(Data records for software interfaces)
━━━
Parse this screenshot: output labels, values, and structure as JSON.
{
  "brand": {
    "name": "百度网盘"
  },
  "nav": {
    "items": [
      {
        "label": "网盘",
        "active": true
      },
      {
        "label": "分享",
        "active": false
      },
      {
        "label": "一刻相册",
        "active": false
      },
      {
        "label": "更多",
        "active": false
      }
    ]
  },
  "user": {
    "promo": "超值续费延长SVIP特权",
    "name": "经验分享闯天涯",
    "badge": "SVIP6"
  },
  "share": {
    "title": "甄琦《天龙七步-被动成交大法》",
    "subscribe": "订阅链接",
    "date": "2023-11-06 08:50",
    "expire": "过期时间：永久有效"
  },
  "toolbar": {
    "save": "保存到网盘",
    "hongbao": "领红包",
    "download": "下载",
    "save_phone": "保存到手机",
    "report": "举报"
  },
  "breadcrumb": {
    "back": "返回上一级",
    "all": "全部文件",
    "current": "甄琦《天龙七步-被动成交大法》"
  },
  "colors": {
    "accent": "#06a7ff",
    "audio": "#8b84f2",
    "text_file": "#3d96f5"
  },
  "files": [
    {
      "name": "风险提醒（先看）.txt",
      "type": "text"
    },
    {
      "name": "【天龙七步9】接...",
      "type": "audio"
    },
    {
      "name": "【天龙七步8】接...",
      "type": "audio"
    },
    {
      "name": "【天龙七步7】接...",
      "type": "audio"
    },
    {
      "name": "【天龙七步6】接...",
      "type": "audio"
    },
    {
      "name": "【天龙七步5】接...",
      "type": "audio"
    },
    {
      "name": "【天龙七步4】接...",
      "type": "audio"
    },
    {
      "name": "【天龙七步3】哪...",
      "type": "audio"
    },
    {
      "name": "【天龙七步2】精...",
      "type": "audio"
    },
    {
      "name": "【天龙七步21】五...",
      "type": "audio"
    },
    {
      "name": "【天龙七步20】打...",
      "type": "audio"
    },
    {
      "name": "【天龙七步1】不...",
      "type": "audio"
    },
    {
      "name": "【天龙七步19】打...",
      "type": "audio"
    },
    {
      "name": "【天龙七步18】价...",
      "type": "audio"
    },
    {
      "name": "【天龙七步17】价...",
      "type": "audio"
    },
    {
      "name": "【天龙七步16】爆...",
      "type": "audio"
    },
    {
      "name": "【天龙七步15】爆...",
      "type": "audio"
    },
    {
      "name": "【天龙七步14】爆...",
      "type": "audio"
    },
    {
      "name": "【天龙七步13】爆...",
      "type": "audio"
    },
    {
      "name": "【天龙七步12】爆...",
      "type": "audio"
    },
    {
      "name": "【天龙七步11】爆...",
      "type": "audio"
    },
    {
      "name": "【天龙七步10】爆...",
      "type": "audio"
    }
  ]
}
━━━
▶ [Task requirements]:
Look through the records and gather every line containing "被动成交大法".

▶ [Answer to this problem]:
    "title": "甄琦《天龙七步-被动成交大法》",
    "current": "甄琦《天龙七步-被动成交大法》"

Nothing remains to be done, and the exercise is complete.